Microsoft, Cisco, EMC team to plug government data hole
Well, here's your problem right here, ma'am
Cisco, EMC, and Microsoft are joining forces to help the US government build a secure IT system for agencies to manage and share data.
The tech trio are calling their collaboration "Secure Information Sharing Architecture" (SISA). Their purpose is to ensure that only authorized personnel have access to specific government information while at the same time easing the management load.
Historically, government information protection technologies have been enforced on a system-by-system level. With some agencies struggling to provide secure access within their own organization, sharing that data with other systems is a tall order. Utilizing SISA, the alliance says, government agencies will be able to easily set up security-enhanced, virtual networks for different authorized users to access sensitive files stored in different computer systems.
Cisco will provide SISA with network protection, security-enhanced virtualized network links and data protection features for sharing information. EMC brings to the table the storage systems as well as management and security software. Microsoft is providing identity management, client and network operating systems, and the systems authorization framework.
The SISA alliance also includes smaller technology vendors to fulfil specific requirements. They include Liquid Machines in Massachusetts, Swan Island Networks in Oregon and Titus Labs in Ottawa. SISA will bring on board other vendors, as and when needed.
SISA provides a basic example of how the system will work. A command center workstation connected to a network will display a standard login screen using Microsoft Active Directory to access a user profile. Based on the user's credentials, the command center can designate which parts of the network, applications and content the user can access. After the user is authorized to the appropriate virtual network, Cisco Security Agent protects the workstation using behavior-based defenses to detect and block abnormal activity. Content contained in emails and documents is protected using Liquid Machines and Microsoft Rights Management Services.

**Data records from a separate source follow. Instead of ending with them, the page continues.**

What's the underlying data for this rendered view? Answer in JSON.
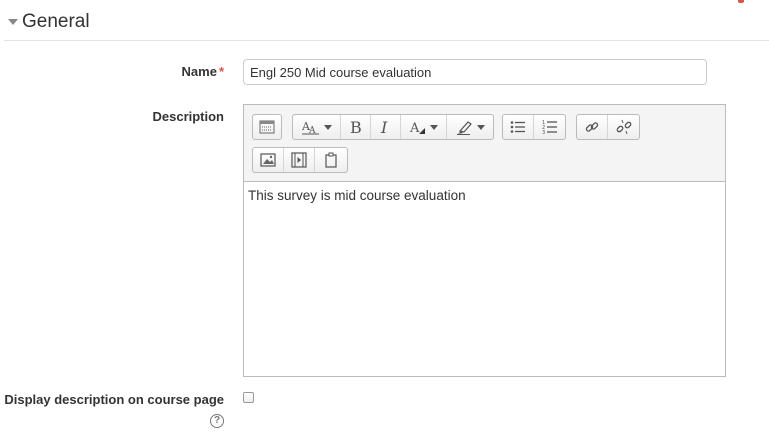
{
  "section": {
    "title": "General"
  },
  "form": {
    "name_label": "Name",
    "required_mark": "*",
    "name_value": "Engl 250 Mid course evaluation",
    "description_label": "Description",
    "description_text": "This survey is mid course evaluation",
    "display_label": "Display description on course page",
    "display_checked": false,
    "help_glyph": "?"
  },
  "toolbar": {
    "row1": [
      {
        "group": [
          {
            "icon": "toolbar-toggle-icon"
          }
        ]
      },
      {
        "group": [
          {
            "icon": "font-style-icon",
            "dropdown": true
          },
          {
            "icon": "bold-icon"
          },
          {
            "icon": "italic-icon"
          },
          {
            "icon": "text-color-icon",
            "dropdown": true
          },
          {
            "icon": "highlight-icon",
            "dropdown": true
          }
        ]
      },
      {
        "group": [
          {
            "icon": "unordered-list-icon"
          },
          {
            "icon": "ordered-list-icon"
          }
        ]
      },
      {
        "group": [
          {
            "icon": "link-icon"
          },
          {
            "icon": "unlink-icon"
          }
        ]
      }
    ],
    "row2": [
      {
        "group": [
          {
            "icon": "image-icon"
          },
          {
            "icon": "media-icon"
          },
          {
            "icon": "paste-icon"
          }
        ]
      }
    ]
  },
  "colors": {
    "required": "#d9534f",
    "label": "#333333",
    "border": "#bbbbbb"
  }
}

The companies have not provided a timetable or price-tag for the system. The business alliance will be managed by IT management firm Addx Corporation. ®

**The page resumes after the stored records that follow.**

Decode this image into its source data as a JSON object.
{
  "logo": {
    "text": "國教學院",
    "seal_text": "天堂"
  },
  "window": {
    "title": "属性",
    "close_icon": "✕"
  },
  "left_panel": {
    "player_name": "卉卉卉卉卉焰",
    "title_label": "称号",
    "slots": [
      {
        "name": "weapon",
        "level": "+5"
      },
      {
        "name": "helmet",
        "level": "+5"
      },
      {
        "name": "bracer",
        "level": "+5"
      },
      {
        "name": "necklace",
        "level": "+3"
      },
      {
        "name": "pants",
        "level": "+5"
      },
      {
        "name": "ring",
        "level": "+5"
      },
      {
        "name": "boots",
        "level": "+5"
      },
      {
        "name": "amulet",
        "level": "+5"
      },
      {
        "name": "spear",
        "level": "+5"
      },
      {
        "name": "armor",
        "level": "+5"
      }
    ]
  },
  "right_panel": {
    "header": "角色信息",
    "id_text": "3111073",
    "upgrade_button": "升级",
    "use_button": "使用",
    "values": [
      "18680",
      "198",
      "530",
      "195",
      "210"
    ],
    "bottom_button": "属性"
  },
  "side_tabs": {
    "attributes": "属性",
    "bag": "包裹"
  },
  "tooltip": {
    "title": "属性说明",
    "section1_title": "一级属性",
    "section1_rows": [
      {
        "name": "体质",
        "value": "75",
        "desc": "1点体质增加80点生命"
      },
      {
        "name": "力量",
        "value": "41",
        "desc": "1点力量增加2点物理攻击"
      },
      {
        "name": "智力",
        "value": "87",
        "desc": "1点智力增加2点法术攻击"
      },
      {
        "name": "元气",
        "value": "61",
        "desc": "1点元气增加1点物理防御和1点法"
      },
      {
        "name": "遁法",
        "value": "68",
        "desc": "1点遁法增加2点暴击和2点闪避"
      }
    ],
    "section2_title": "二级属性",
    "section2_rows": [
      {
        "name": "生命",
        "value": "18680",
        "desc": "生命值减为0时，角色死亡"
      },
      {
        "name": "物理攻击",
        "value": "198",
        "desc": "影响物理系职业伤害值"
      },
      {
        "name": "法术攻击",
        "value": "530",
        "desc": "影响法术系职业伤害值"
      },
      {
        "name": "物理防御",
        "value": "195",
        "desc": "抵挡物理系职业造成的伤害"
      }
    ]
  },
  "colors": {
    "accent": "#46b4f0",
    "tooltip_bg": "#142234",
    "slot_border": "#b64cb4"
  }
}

More GBIrish.... Mes Amis
I take it that you are not into New World Order Programming in ARG Artforms, then, Pascal.
Try this little bit to see if dumbing things down a la BBC is more your cup of tea, before you abuse yourself ..... http://jamesstgeorge.proboards32.com/index.cgi?board=UKdomestic&action=display&thread=1184114953
Strength lies in human-less passwords
The ones I've seen go up lately rely on private certificates. I am not sure of the bits, but without users choosing their own passwords, should help a lot. Also, users do not even need to write down a password either!
Most complain though, keeping a smart card around is "so" hard.
Ooooh, now THAT one's a gem
Congratulations for one of the most incomprehensible pieces of gibberish I have ever laid my eyes on.
Now if you'll excuse, me I have two eyeballs to gouge to prevent me from ever seeing such nonsense again.